> WORK REQUEST: Each line of the records below that holds "Global" should be copied out.

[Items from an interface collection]
-------
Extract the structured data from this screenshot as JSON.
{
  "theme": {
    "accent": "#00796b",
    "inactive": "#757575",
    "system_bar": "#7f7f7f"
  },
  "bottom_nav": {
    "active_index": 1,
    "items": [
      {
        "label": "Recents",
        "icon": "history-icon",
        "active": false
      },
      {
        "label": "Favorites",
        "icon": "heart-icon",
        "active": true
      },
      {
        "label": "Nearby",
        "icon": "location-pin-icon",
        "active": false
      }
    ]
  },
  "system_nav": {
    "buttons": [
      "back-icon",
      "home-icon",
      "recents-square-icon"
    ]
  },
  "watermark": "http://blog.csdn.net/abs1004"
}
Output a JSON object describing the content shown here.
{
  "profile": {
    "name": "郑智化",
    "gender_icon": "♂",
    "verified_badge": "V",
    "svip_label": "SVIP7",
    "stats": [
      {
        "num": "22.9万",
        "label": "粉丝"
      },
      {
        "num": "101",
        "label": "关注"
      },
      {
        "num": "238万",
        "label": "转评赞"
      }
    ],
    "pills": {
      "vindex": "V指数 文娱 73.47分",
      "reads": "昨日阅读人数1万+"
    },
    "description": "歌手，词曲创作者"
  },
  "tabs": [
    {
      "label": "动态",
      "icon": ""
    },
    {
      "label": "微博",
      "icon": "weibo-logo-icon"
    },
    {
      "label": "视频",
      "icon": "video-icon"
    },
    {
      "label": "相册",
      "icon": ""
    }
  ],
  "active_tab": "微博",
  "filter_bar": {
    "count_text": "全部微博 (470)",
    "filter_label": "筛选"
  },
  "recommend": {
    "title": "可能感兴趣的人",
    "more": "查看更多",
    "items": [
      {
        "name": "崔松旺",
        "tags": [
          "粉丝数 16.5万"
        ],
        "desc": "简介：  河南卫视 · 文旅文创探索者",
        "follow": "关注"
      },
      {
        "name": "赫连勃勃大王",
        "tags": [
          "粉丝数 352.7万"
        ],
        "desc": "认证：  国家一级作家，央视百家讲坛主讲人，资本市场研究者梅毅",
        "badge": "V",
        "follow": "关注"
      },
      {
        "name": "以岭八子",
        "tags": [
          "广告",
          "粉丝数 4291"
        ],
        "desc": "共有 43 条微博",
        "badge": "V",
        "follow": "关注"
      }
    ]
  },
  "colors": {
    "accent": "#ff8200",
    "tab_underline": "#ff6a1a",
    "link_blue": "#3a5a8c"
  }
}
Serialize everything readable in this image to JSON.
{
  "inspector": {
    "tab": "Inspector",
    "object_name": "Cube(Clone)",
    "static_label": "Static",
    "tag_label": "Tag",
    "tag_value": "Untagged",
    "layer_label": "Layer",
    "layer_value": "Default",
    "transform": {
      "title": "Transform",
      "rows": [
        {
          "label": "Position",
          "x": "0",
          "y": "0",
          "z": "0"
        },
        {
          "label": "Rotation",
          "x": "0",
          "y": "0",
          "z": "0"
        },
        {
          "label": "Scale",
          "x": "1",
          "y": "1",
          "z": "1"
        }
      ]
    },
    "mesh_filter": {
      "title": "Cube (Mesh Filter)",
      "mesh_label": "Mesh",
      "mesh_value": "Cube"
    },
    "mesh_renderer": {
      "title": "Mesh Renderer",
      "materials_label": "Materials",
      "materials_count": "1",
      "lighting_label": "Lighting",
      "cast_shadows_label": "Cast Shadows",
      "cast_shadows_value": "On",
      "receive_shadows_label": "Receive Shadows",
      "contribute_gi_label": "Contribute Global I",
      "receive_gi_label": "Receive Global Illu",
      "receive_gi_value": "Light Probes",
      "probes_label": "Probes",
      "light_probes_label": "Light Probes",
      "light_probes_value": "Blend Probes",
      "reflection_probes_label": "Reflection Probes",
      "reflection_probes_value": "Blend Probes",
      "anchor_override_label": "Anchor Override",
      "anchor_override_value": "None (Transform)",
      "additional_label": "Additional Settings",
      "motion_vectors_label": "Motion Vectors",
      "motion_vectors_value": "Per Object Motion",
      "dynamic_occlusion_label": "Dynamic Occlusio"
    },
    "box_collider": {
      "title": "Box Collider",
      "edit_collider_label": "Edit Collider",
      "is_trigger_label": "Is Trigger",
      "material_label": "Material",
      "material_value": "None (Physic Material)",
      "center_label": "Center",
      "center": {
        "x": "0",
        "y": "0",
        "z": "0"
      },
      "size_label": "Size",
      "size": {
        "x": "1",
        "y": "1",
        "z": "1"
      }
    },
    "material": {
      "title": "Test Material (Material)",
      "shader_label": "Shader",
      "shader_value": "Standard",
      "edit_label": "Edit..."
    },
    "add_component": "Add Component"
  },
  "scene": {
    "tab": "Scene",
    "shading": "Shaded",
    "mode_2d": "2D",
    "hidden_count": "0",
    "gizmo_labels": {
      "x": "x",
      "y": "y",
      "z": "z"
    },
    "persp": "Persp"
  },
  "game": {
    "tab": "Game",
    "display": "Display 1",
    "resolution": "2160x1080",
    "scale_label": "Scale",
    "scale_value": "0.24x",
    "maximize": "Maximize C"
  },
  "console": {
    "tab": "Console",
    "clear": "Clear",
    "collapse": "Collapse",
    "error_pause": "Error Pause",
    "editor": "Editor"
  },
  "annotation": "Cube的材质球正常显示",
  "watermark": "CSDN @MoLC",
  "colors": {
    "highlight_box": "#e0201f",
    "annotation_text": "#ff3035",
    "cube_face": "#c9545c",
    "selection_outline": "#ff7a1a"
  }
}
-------
> EXERCISE RESPONSE:
      "contribute_gi_label": "Contribute Global I",
      "receive_gi_label": "Receive Global Illu",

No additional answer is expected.